### PROBLEM TO SOLVE
The full listing is to be written out again, unchanged.

== DATASET EXTRACT

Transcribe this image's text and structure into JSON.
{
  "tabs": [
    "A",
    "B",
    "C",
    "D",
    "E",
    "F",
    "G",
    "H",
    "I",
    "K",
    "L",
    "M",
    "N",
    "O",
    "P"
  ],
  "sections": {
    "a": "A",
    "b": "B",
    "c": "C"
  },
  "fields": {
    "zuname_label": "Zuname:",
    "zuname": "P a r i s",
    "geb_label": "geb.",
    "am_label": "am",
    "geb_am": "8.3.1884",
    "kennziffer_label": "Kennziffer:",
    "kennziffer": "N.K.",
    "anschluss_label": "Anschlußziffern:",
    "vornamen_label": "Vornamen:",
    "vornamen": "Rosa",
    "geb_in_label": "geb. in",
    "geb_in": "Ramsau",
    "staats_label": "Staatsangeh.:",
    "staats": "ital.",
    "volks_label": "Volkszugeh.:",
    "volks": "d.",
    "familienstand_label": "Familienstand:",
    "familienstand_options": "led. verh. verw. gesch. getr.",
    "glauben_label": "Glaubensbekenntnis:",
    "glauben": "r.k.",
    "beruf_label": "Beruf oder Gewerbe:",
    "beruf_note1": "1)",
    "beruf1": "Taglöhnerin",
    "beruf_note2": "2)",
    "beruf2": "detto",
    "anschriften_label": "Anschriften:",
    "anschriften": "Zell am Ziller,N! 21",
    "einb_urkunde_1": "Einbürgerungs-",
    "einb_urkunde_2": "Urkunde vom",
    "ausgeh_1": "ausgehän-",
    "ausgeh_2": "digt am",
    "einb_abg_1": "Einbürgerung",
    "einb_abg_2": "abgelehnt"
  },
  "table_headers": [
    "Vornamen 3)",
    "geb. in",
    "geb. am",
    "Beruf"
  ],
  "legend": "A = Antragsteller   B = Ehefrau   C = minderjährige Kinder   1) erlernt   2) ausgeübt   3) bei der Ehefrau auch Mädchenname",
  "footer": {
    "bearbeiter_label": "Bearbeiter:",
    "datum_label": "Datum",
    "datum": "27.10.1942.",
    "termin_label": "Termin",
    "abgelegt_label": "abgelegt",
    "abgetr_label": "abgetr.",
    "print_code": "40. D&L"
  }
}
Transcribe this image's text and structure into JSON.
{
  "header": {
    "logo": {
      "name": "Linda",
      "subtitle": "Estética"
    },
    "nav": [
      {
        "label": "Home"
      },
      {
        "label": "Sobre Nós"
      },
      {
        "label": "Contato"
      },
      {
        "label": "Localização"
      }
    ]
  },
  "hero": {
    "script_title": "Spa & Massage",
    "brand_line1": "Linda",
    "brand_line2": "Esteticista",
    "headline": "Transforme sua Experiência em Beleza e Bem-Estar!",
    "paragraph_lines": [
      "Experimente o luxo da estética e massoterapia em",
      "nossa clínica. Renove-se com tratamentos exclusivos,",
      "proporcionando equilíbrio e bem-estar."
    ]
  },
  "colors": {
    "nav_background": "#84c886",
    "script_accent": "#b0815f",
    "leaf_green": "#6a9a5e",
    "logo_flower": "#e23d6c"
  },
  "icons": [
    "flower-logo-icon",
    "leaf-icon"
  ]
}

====

### WRITTEN ANSWER
Transcribe this image's text and structure into JSON.
{
  "tabs": [
    "A",
    "B",
    "C",
    "D",
    "E",
    "F",
    "G",
    "H",
    "I",
    "K",
    "L",
    "M",
    "N",
    "O",
    "P"
  ],
  "sections": {
    "a": "A",
    "b": "B",
    "c": "C"
  },
  "fields": {
    "zuname_label": "Zuname:",
    "zuname": "P a r i s",
    "geb_label": "geb.",
    "am_label": "am",
    "geb_am": "8.3.1884",
    "kennziffer_label": "Kennziffer:",
    "kennziffer": "N.K.",
    "anschluss_label": "Anschlußziffern:",
    "vornamen_label": "Vornamen:",
    "vornamen": "Rosa",
    "geb_in_label": "geb. in",
    "geb_in": "Ramsau",
    "staats_label": "Staatsangeh.:",
    "staats": "ital.",
    "volks_label": "Volkszugeh.:",
    "volks": "d.",
    "familienstand_label": "Familienstand:",
    "familienstand_options": "led. verh. verw. gesch. getr.",
    "glauben_label": "Glaubensbekenntnis:",
    "glauben": "r.k.",
    "beruf_label": "Beruf oder Gewerbe:",
    "beruf_note1": "1)",
    "beruf1": "Taglöhnerin",
    "beruf_note2": "2)",
    "beruf2": "detto",
    "anschriften_label": "Anschriften:",
    "anschriften": "Zell am Ziller,N! 21",
    "einb_urkunde_1": "Einbürgerungs-",
    "einb_urkunde_2": "Urkunde vom",
    "ausgeh_1": "ausgehän-",
    "ausgeh_2": "digt am",
    "einb_abg_1": "Einbürgerung",
    "einb_abg_2": "abgelehnt"
  },
  "table_headers": [
    "Vornamen 3)",
    "geb. in",
    "geb. am",
    "Beruf"
  ],
  "legend": "A = Antragsteller   B = Ehefrau   C = minderjährige Kinder   1) erlernt   2) ausgeübt   3) bei der Ehefrau auch Mädchenname",
  "footer": {
    "bearbeiter_label": "Bearbeiter:",
    "datum_label": "Datum",
    "datum": "27.10.1942.",
    "termin_label": "Termin",
    "abgelegt_label": "abgelegt",
    "abgetr_label": "abgetr.",
    "print_code": "40. D&L"
  }
}
Transcribe this image's text and structure into JSON.
{
  "header": {
    "logo": {
      "name": "Linda",
      "subtitle": "Estética"
    },
    "nav": [
      {
        "label": "Home"
      },
      {
        "label": "Sobre Nós"
      },
      {
        "label": "Contato"
      },
      {
        "label": "Localização"
      }
    ]
  },
  "hero": {
    "script_title": "Spa & Massage",
    "brand_line1": "Linda",
    "brand_line2": "Esteticista",
    "headline": "Transforme sua Experiência em Beleza e Bem-Estar!",
    "paragraph_lines": [
      "Experimente o luxo da estética e massoterapia em",
      "nossa clínica. Renove-se com tratamentos exclusivos,",
      "proporcionando equilíbrio e bem-estar."
    ]
  },
  "colors": {
    "nav_background": "#84c886",
    "script_accent": "#b0815f",
    "leaf_green": "#6a9a5e",
    "logo_flower": "#e23d6c"
  },
  "icons": [
    "flower-logo-icon",
    "leaf-icon"
  ]
}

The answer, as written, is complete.